Problem statement
Which lines of the data below hold "icon"? Copy each of them.

Records for this task
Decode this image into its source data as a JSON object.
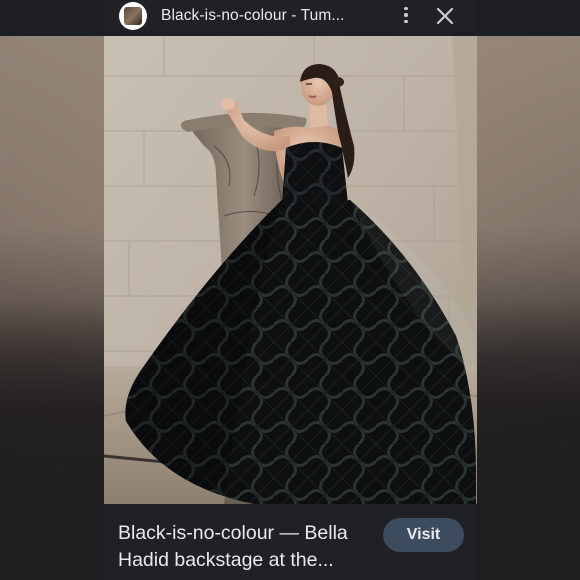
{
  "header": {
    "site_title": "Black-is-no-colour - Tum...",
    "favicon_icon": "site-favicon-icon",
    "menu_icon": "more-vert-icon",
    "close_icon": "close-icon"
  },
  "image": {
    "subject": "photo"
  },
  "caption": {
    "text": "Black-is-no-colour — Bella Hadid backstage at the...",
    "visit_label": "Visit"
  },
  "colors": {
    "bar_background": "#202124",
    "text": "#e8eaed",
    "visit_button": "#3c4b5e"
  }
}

Finished task
    "favicon_icon": "site-favicon-icon",
    "menu_icon": "more-vert-icon",
    "close_icon": "close-icon"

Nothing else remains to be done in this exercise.